Vice-chancellors, university executives, academics, the heads of the National Research Foundation (NRF) and the British Council joined minister Blade Nzimande this week to celebrate a milestone in the development of black academics.
Nzimande, the minister of higher education, science and innovation, presented certificates to 90 participants who successfully completed the six-year New Generation of Academics Programme (nGAP) at a colloquium in Kempton Park.
The academics are the first and second cohorts to complete the nGAP, which was launched by Nzimande, who was then minister of higher education and training, in 2015.
The nGAP, which targets previously disadvantaged groups, especially black women, allocates posts at all 26 universities in South Africa to develop promising young scholars into fully fledged academics.
The nGAP comprises a three-year development programme to acquire a PhD or doctoral degrees and an additional three years in an academic position.
Nzimande said his department spent R2.5-million per participant for the duration of the six-year programme. He added that 77% of the participants had been fully absorbed by the institutions.
The nGAP is one of the staff development programmes that are implemented by the department as part of Staffing South African Universities’ Framework under the University Capacity Development programme. Nzimande said the nGAP, which is in its eighth year, resulted in 760 allocated posts by the end of last year.
“A total of 583 of the 758 (77%) lecturers have been successfully appointed into lecturer positions by our universities and are still active in the programme. The remaining 175 (23%) have exited the academy,” Nzimande said on the first day of the two-day colloquium held at Emperors Palace Convention Centre from Wednesday.
The programme, conducted in conjunction with universities, the NRF and British Council, will allocate a further 85 posts for the current financial year.
“This will bring the total allocated posts to universities to 843,” he said.
The nGAP requires that at least 55% of candidates recruited by universities must be black South African women.

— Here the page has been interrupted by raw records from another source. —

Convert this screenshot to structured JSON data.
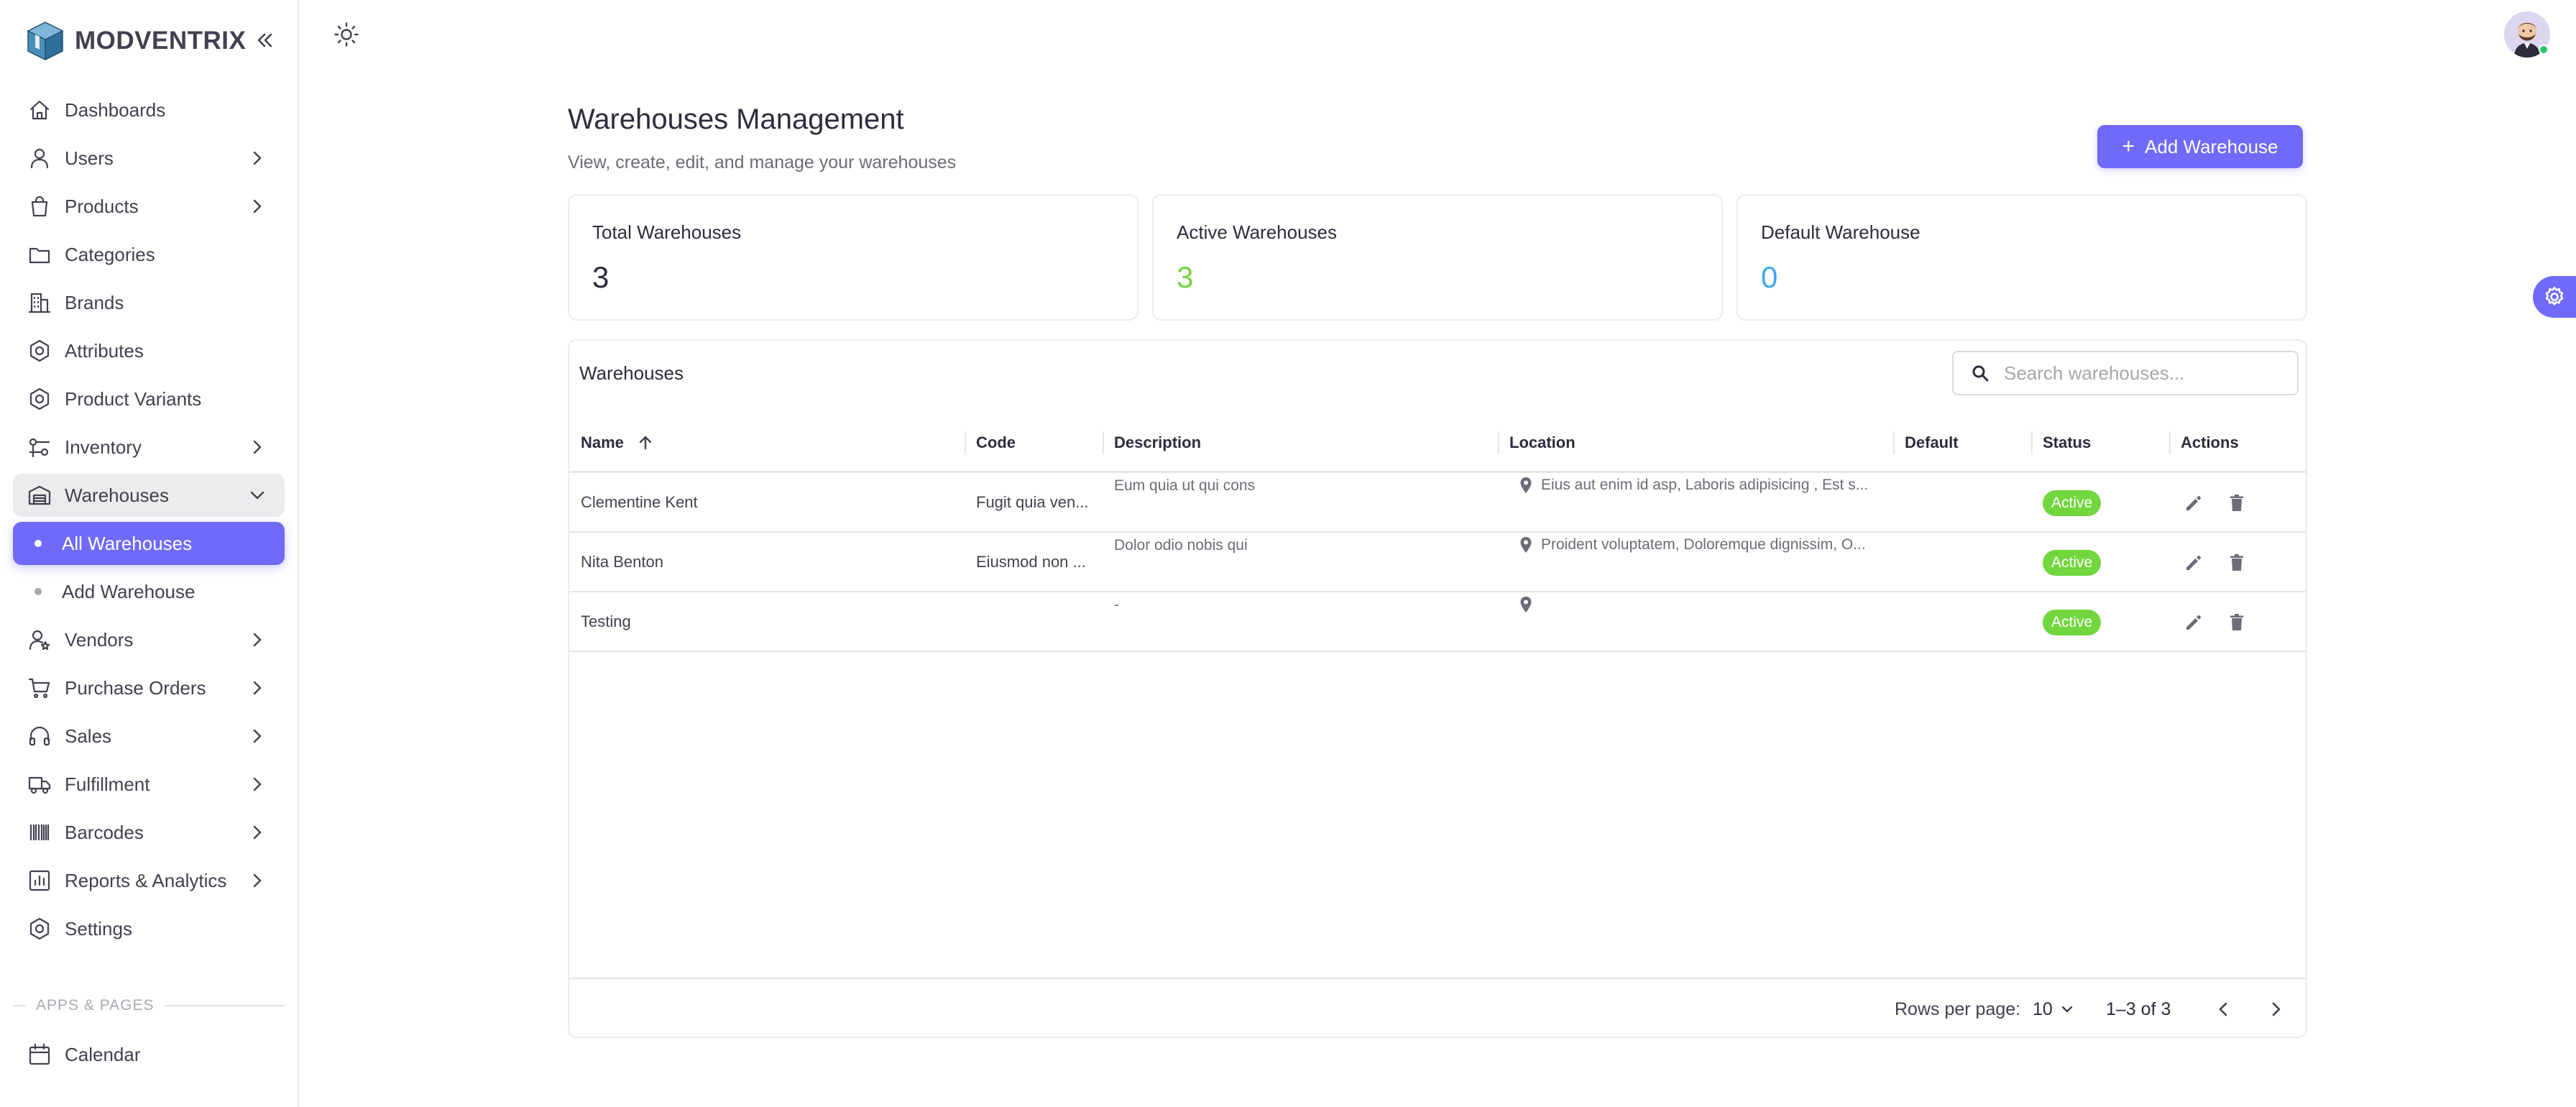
{
  "app": {
    "brand": "MODVENTRIX"
  },
  "sidebar": {
    "items": [
      {
        "label": "Dashboards",
        "icon": "home-icon"
      },
      {
        "label": "Users",
        "icon": "user-icon",
        "chevron": true
      },
      {
        "label": "Products",
        "icon": "shopping-bag-icon",
        "chevron": true
      },
      {
        "label": "Categories",
        "icon": "folder-icon"
      },
      {
        "label": "Brands",
        "icon": "building-icon"
      },
      {
        "label": "Attributes",
        "icon": "hexagon-cog-icon"
      },
      {
        "label": "Product Variants",
        "icon": "hexagon-cog-icon"
      },
      {
        "label": "Inventory",
        "icon": "inventory-icon",
        "chevron": true
      },
      {
        "label": "Warehouses",
        "icon": "warehouse-icon",
        "open": true
      },
      {
        "label": "All Warehouses",
        "sub": true,
        "active": true
      },
      {
        "label": "Add Warehouse",
        "sub": true
      },
      {
        "label": "Vendors",
        "icon": "user-star-icon",
        "chevron": true
      },
      {
        "label": "Purchase Orders",
        "icon": "shopping-cart-icon",
        "chevron": true
      },
      {
        "label": "Sales",
        "icon": "headphones-icon",
        "chevron": true
      },
      {
        "label": "Fulfillment",
        "icon": "truck-icon",
        "chevron": true
      },
      {
        "label": "Barcodes",
        "icon": "barcode-icon",
        "chevron": true
      },
      {
        "label": "Reports & Analytics",
        "icon": "chart-icon",
        "chevron": true
      },
      {
        "label": "Settings",
        "icon": "settings-icon"
      }
    ],
    "section_label": "APPS & PAGES",
    "bottom_items": [
      {
        "label": "Calendar",
        "icon": "calendar-icon"
      }
    ]
  },
  "header": {
    "title": "Warehouses Management",
    "subtitle": "View, create, edit, and manage your warehouses",
    "add_button_label": "Add Warehouse"
  },
  "stats": [
    {
      "label": "Total Warehouses",
      "value": "3",
      "color": "#2f2b3d"
    },
    {
      "label": "Active Warehouses",
      "value": "3",
      "color": "#72d63e"
    },
    {
      "label": "Default Warehouse",
      "value": "0",
      "color": "#3fa9f5"
    }
  ],
  "table": {
    "title": "Warehouses",
    "search_placeholder": "Search warehouses...",
    "columns": [
      "Name",
      "Code",
      "Description",
      "Location",
      "Default",
      "Status",
      "Actions"
    ],
    "rows": [
      {
        "name": "Clementine Kent",
        "code": "Fugit quia ven...",
        "description": "Eum quia ut qui cons",
        "location": "Eius aut enim id asp, Laboris adipisicing , Est s...",
        "default": "",
        "status": "Active"
      },
      {
        "name": "Nita Benton",
        "code": "Eiusmod non ...",
        "description": "Dolor odio nobis qui",
        "location": "Proident voluptatem, Doloremque dignissim, O...",
        "default": "",
        "status": "Active"
      },
      {
        "name": "Testing",
        "code": "",
        "description": "-",
        "location": "",
        "default": "",
        "status": "Active"
      }
    ],
    "footer": {
      "rows_per_page_label": "Rows per page:",
      "rows_per_page": "10",
      "range": "1–3 of 3"
    }
  },
  "colors": {
    "primary": "#6f6af8",
    "active_badge": "#72d63e",
    "info": "#3fa9f5"
  }
}
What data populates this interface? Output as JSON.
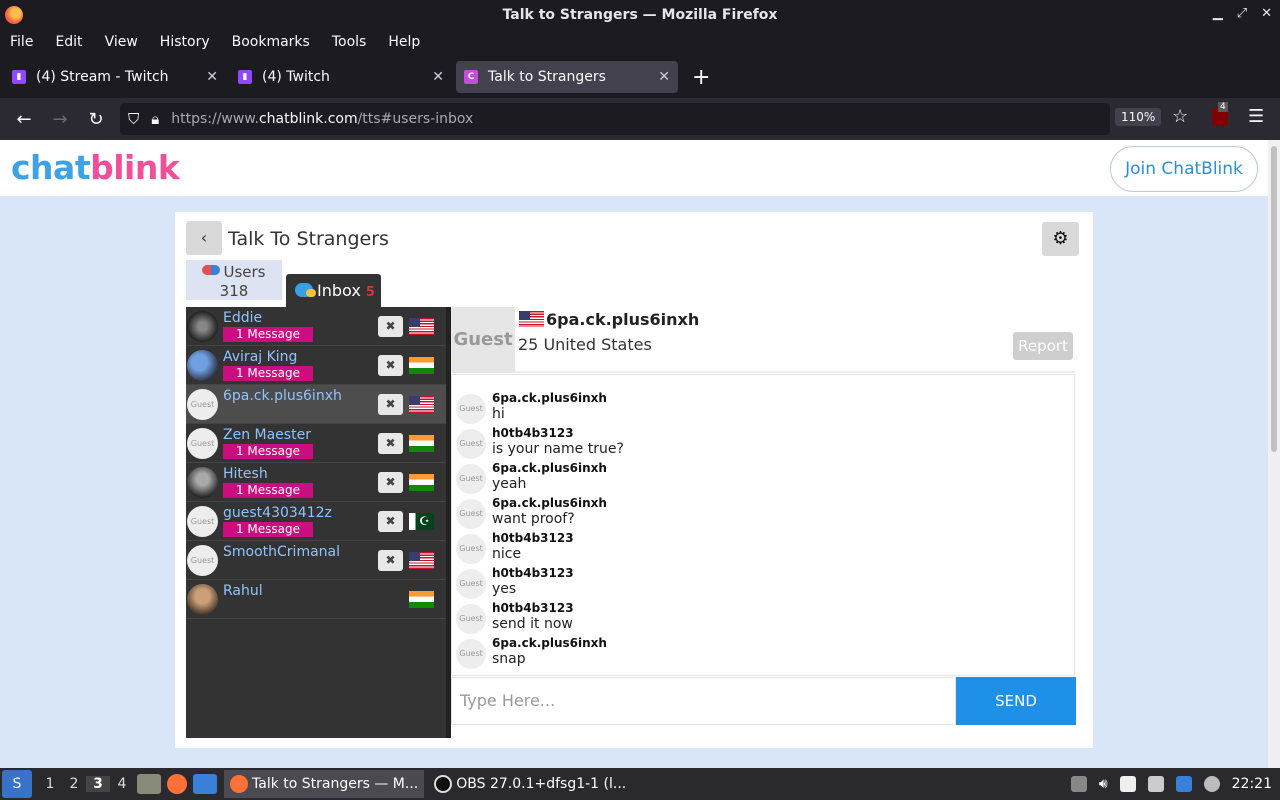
{
  "window": {
    "title": "Talk to Strangers — Mozilla Firefox"
  },
  "menu": [
    "File",
    "Edit",
    "View",
    "History",
    "Bookmarks",
    "Tools",
    "Help"
  ],
  "tabs": [
    {
      "label": "(4) Stream - Twitch",
      "icon": "twitch-icon"
    },
    {
      "label": "(4) Twitch",
      "icon": "twitch-icon"
    },
    {
      "label": "Talk to Strangers",
      "icon": "chatblink-icon",
      "active": true
    }
  ],
  "nav": {
    "url_prefix": "https://www.",
    "url_domain": "chatblink.com",
    "url_path": "/tts#users-inbox",
    "zoom": "110%",
    "ext_badge": "4"
  },
  "site": {
    "logo_part1": "chat",
    "logo_part2": "blink",
    "join_label": "Join ChatBlink"
  },
  "card": {
    "title": "Talk To Strangers",
    "users_tab_label": "Users",
    "users_count": "318",
    "inbox_tab_label": "Inbox",
    "inbox_count": "5"
  },
  "users": [
    {
      "name": "Eddie",
      "badge": "1 Message",
      "flag": "us",
      "avatar": "photo1"
    },
    {
      "name": "Aviraj King",
      "badge": "1 Message",
      "flag": "in",
      "avatar": "photo2"
    },
    {
      "name": "6pa.ck.plus6inxh",
      "badge": "",
      "flag": "us",
      "avatar": "guest",
      "selected": true
    },
    {
      "name": "Zen Maester",
      "badge": "1 Message",
      "flag": "in",
      "avatar": "guest"
    },
    {
      "name": "Hitesh",
      "badge": "1 Message",
      "flag": "in",
      "avatar": "photo3"
    },
    {
      "name": "guest4303412z",
      "badge": "1 Message",
      "flag": "pk",
      "avatar": "guest"
    },
    {
      "name": "SmoothCrimanal",
      "badge": "",
      "flag": "us",
      "avatar": "guest"
    },
    {
      "name": "Rahul",
      "badge": "",
      "flag": "in",
      "avatar": "photo4",
      "no_close": true
    }
  ],
  "guest_label": "Guest",
  "chat": {
    "name": "6pa.ck.plus6inxh",
    "info": "25 United States",
    "report_label": "Report",
    "messages": [
      {
        "from": "6pa.ck.plus6inxh",
        "text": "hi"
      },
      {
        "from": "h0tb4b3123",
        "text": "is your name true?"
      },
      {
        "from": "6pa.ck.plus6inxh",
        "text": "yeah"
      },
      {
        "from": "6pa.ck.plus6inxh",
        "text": "want proof?"
      },
      {
        "from": "h0tb4b3123",
        "text": "nice"
      },
      {
        "from": "h0tb4b3123",
        "text": "yes"
      },
      {
        "from": "h0tb4b3123",
        "text": "send it now"
      },
      {
        "from": "6pa.ck.plus6inxh",
        "text": "snap"
      }
    ],
    "input_placeholder": "Type Here...",
    "send_label": "SEND"
  },
  "taskbar": {
    "workspaces": [
      "1",
      "2",
      "3",
      "4"
    ],
    "current_workspace": "3",
    "tasks": [
      {
        "label": "Talk to Strangers — M...",
        "active": true
      },
      {
        "label": "OBS 27.0.1+dfsg1-1 (l...",
        "active": false
      }
    ],
    "clock": "22:21"
  }
}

Among the speakers and delegates were the University of Zululand vice-chancellor prof Xoliswa Mtose, Walter Sisulu University vice-chancellor prof Rushiella Songca, NFR CEO prof Fulufhelo Nelwamondo, British Council country director George Barrett and Prof Andre Keet, who was representing the vice-chancellor of Nelson Mandela University prof Sibongile Muthwa.
Speaking to Sunday World, Nzimande said while there was a lot of progress in the universities space to develop and retain black academics, more attention needed to be given to improving alignment in different sectors of the post-education and training system.
He said the post-education and training system, which is still a new concept in South Africa, required improvement and alignment between universities and technical and vocational education and training (TVET) colleges and community education colleges.
“We have six or eight universities now that are training TVET college lecturers. It’s a very important alignment issue because universities are using the knowledge they have to empower [TVET college] lecturers. You still have a lot of [TVET college] lecturers who are not adequately trained.
“But the much more direct alignment is that some of the universities are now beginning to accept the national certificate vocational (NCV), which is the equivalent of matric. All universities before did not accept NCV. Accepting it ensures we do not have cul-de-sacs in the system,” he said.